Critics say that the Bible teaches a negative message of hell fire and damnation. I think that’s because they don’t read it very much, if at all . In fact, scripture is anything but a pessimistic media; at it’s core is an eternal optimism. When I read my Bible, more often than not, I find heart-touching hope and encouragement.
I read today from Isaiah, when the following portion from chapter 30 spoke to me:
18 And therefore will the Lord wait, that he may be gracious unto you, and therefore will he be exalted, that he may have mercy upon you: for the Lord is a God of judgment: blessed are all they that wait for him.
19 For the people shall dwell in Zion at Jerusalem: thou shalt weep no more: he will be very gracious unto thee at the voice of thy cry; when he shall hear it, he will answer thee.
The Lord could still trumpet His message of hope and graciousness in the midst of addressing a rebellious people and situation: That doesn’t sound very hell-fire and damnation to me.
I was particularly captivated by the words, “And therefore will the Lord wait, that he may be gracious unto you”. Think about it. God waits for us to straighten ourselves out, to learn the lesson, to pick ourselves up after the fall, to return to him: What patience and humility He exhibits!
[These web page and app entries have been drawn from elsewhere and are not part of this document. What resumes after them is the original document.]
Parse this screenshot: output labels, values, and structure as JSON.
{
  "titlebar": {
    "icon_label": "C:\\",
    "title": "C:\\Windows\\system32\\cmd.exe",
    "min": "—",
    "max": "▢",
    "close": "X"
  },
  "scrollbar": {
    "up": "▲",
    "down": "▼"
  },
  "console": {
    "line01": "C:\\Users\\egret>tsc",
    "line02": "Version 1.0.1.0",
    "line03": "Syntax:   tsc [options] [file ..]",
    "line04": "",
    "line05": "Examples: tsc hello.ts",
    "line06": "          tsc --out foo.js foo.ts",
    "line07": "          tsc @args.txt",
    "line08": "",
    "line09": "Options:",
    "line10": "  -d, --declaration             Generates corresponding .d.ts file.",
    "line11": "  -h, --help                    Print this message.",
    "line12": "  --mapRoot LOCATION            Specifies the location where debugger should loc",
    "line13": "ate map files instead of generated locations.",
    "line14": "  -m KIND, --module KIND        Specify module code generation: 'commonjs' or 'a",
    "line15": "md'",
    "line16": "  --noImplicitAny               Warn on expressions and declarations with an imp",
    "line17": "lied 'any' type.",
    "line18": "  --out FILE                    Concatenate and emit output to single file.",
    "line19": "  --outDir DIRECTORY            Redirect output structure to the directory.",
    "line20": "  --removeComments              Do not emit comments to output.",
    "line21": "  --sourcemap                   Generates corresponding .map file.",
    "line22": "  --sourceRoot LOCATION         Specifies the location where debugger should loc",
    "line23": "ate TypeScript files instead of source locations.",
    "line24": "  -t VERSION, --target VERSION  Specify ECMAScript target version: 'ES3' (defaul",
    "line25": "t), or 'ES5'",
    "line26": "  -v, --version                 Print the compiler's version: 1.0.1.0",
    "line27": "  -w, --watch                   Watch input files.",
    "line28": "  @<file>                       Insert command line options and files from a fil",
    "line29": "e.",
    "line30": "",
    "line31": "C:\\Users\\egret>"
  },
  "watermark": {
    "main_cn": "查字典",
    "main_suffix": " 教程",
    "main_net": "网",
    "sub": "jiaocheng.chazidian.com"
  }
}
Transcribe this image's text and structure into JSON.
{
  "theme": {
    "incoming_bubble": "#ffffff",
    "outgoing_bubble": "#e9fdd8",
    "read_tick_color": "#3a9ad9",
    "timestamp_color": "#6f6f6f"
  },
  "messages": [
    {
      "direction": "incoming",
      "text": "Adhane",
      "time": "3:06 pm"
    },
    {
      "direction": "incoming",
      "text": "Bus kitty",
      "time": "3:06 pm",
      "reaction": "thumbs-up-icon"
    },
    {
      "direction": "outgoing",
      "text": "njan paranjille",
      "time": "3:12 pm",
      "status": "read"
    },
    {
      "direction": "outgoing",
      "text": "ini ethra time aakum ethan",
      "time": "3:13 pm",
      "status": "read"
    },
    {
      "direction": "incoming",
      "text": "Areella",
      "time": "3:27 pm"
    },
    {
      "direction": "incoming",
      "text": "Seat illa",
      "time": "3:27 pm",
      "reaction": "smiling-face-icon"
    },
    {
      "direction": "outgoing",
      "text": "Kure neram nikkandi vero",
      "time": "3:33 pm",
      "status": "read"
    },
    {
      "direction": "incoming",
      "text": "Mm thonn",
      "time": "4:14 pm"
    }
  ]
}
And when we do so He will be “gracious unto you”. And then in the following verse (19) he repeats this theme of graciousness:
“…thou shalt weep no more: he will be very gracious unto thee at the voice of thy cry; when he shall hear it, he will answer thee.”
I know from experience, after one has fallen in the way, blown it, made the mistake, done the wrong thing, gotten off course, and turns again to the Lord in prayer, that certainly is the time this promised ‘graciousness’ is sorely needed to counter the Devils’ condemnation, personal remorse, and discouragement.
Thank God for his patient waiting or, if you prefer, his waiting patience.
I hope to write more fully on this subject at a later date but hope in the meantime that this is a help.